The allegations against Gu Junshan, a former lieutenant general and deputy logistics chief in the People's Liberation Army, came as China's leaders ramp up action against official corruption.

Gu is said to be under official investigation.

He owned dozens of apartments in central Beijing, and his mansion in Puyang, Henan province, housed several gold artworks, Caixin reported on Wednesday after a two-year investigation.

The mansion, modeled on the Forbidden City, Beijing's former imperial palace, covered 1 hectare and was dubbed the "General's Mansion" by locals, the report said.

Officials seized a gold boat, a gold wash basin, a gold statue of Mao Zedong and "crates of expensive liquor" on the premises, it said.

Gu, who joined the military in 1971 after finishing junior high school, began handling military business operations in Puyang in 1985 and rose during the next decade to oversee logistics in the area.

He became deputy chief of the PLA General Logistics department in 2009, and he "profited from the projects and land deals" in which he was involved, Caixin said.

Gu's name disappeared from an official list of his logistics department's personnel in early 2012, and eventually from the Defense Ministry's website. He left his post that year, the magazine said.

A corruption probe has not been officially acknowledged, but there has been widespread media coverage this week.

Gu's brother — who had a home next to Gu's in Puyang, with the two sharing a long basement "filled with expensive liquor" — was arrested in August on suspicion of bribery, the report said.

The account follows extensive reports about government officials who have come under investigation, and after repeated pledges by President Xi Jinping to fight corruption high and low.

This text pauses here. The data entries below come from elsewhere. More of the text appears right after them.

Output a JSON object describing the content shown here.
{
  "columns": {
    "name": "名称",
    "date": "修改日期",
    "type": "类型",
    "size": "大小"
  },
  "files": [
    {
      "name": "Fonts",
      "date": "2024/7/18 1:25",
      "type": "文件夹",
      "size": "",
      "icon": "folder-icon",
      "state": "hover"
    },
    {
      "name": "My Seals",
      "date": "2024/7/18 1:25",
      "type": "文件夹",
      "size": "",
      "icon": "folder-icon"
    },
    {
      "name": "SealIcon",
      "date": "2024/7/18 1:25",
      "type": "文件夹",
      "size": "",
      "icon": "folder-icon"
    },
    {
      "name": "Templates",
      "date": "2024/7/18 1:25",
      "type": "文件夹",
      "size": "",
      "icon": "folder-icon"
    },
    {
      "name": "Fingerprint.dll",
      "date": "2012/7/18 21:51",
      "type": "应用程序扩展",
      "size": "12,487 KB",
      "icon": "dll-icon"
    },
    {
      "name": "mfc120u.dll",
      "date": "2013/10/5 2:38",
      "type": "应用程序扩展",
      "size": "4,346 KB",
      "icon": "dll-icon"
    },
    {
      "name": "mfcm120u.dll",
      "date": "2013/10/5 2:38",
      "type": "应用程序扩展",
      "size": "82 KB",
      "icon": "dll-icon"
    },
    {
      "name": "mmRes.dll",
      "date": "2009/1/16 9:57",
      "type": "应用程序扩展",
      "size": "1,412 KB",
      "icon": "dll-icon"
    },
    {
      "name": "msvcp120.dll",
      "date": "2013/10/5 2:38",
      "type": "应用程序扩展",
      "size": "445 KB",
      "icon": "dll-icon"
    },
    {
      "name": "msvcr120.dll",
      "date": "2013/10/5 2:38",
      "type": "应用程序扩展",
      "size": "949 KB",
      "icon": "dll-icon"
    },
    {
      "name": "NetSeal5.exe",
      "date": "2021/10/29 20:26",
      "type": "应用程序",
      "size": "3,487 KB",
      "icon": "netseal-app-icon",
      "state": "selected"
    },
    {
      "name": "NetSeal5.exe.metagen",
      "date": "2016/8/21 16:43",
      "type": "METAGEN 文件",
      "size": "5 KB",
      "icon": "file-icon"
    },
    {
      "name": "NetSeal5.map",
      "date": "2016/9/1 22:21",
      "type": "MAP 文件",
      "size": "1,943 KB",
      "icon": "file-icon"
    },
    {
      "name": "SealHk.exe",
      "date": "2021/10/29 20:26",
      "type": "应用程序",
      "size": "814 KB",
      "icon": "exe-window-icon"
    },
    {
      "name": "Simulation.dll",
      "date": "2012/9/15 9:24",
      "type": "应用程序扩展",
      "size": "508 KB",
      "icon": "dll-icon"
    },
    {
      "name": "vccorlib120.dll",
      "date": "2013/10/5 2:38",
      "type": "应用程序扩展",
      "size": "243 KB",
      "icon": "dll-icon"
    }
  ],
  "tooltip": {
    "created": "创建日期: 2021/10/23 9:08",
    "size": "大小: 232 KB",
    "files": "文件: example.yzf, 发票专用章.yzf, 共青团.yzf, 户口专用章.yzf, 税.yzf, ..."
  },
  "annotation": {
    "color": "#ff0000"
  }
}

In a campaign to cut extravagance and deter graft, the central leadership has issued a raft of bans in the past year, restricting fancy banquets and expensive gifts paid for with public money, for example.

Analysts expect an even stricter clampdown this year.